The number of pieces I count in a given year is the gross number of files, so novels get the same weight as novellas, novelettes, short stories and articles.  I do not count the number of multiple drafts, edits, and crap I threw away in frustration at my fickle muse.  Some of my friends obsessively count and report their word production (see Jamie Todd Rubin's record for an example.)  He suggests that I really ought to keep track of total words or megabytes instead of a simple count of file, but even for me the resulting number would be too horrifyingly large with ratios of written words to words sold at  millions to one.

2014 in Review
The chart at right shows the arc - the blue representing the cumulative number of files worked on and the red the cumulative number of files sold year by year (I don't count sales of reprints, audio productions, or donated stories.)  The total number of unique sales is 110 and the cumulative number of file is just  under 500. This puts my "lifetime" sales average just under 24%. The green line is the ratio of sales to work each year, which disappointingly declines as the number or works increases.

The lesson I've taken from this compilations is that you have to kiss a lot of frogs, among other things, to succeed.

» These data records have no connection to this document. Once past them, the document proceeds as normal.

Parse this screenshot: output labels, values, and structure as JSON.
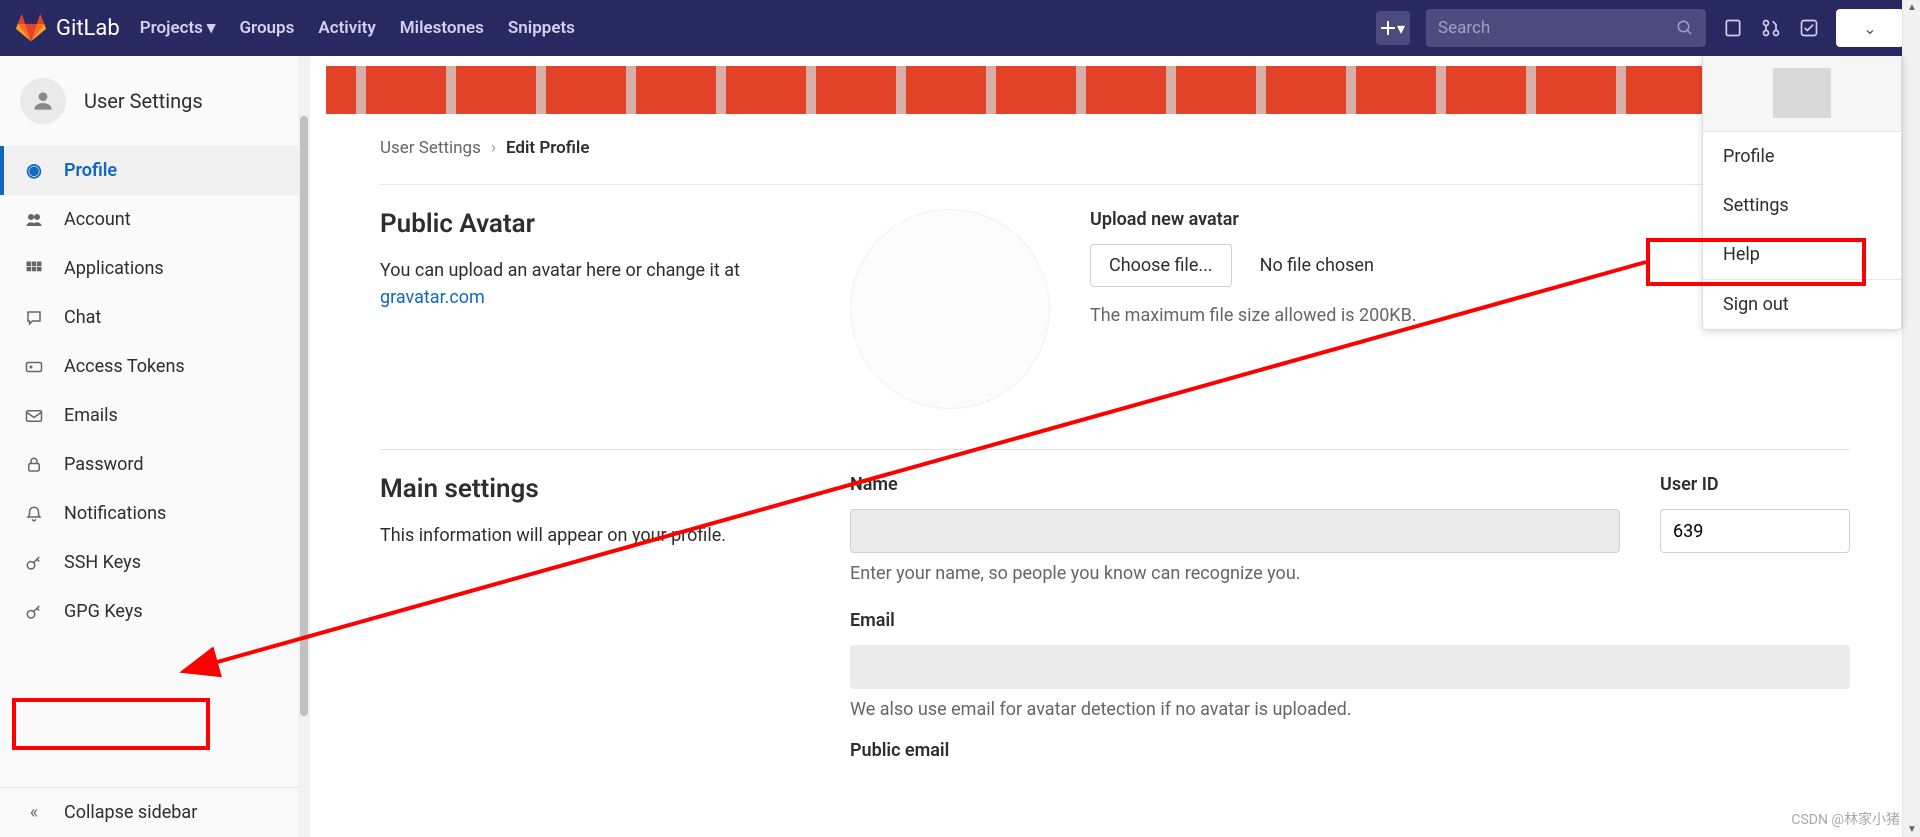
{
  "brand": "GitLab",
  "nav": {
    "projects": "Projects",
    "groups": "Groups",
    "activity": "Activity",
    "milestones": "Milestones",
    "snippets": "Snippets"
  },
  "search": {
    "placeholder": "Search"
  },
  "sidebar": {
    "title": "User Settings",
    "items": [
      {
        "label": "Profile",
        "icon": "profile"
      },
      {
        "label": "Account",
        "icon": "account"
      },
      {
        "label": "Applications",
        "icon": "apps"
      },
      {
        "label": "Chat",
        "icon": "chat"
      },
      {
        "label": "Access Tokens",
        "icon": "token"
      },
      {
        "label": "Emails",
        "icon": "mail"
      },
      {
        "label": "Password",
        "icon": "lock"
      },
      {
        "label": "Notifications",
        "icon": "bell"
      },
      {
        "label": "SSH Keys",
        "icon": "key"
      },
      {
        "label": "GPG Keys",
        "icon": "key"
      }
    ],
    "collapse": "Collapse sidebar"
  },
  "breadcrumb": {
    "root": "User Settings",
    "current": "Edit Profile"
  },
  "avatar": {
    "title": "Public Avatar",
    "desc": "You can upload an avatar here or change it at ",
    "link": "gravatar.com",
    "upload_label": "Upload new avatar",
    "choose": "Choose file...",
    "status": "No file chosen",
    "hint": "The maximum file size allowed is 200KB."
  },
  "profile": {
    "title": "Main settings",
    "desc": "This information will appear on your profile.",
    "name_label": "Name",
    "name_help": "Enter your name, so people you know can recognize you.",
    "userid_label": "User ID",
    "userid_value": "639",
    "email_label": "Email",
    "email_help": "We also use email for avatar detection if no avatar is uploaded.",
    "public_email_label": "Public email"
  },
  "dropdown": {
    "profile": "Profile",
    "settings": "Settings",
    "help": "Help",
    "signout": "Sign out"
  },
  "watermark": "CSDN @林家小猪"
}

The chart shows the ups and downs of my working/writing career. Strangely the years I had problems with my day job turned out to be the most productive for writing.  In my peak years I sold almost as many as I wrote, the bad news being that I didn't write very much in those years.  The chart also shows the decline of the novella markets, which was my first love, and which I continue to pursue against all reason.  It was only after I'd relearned how to write short, that my sales increased. Periods spent attempting novels also meant a lower production count, much to my regret.

So, looking back on 2014 I have to say I've not done badly.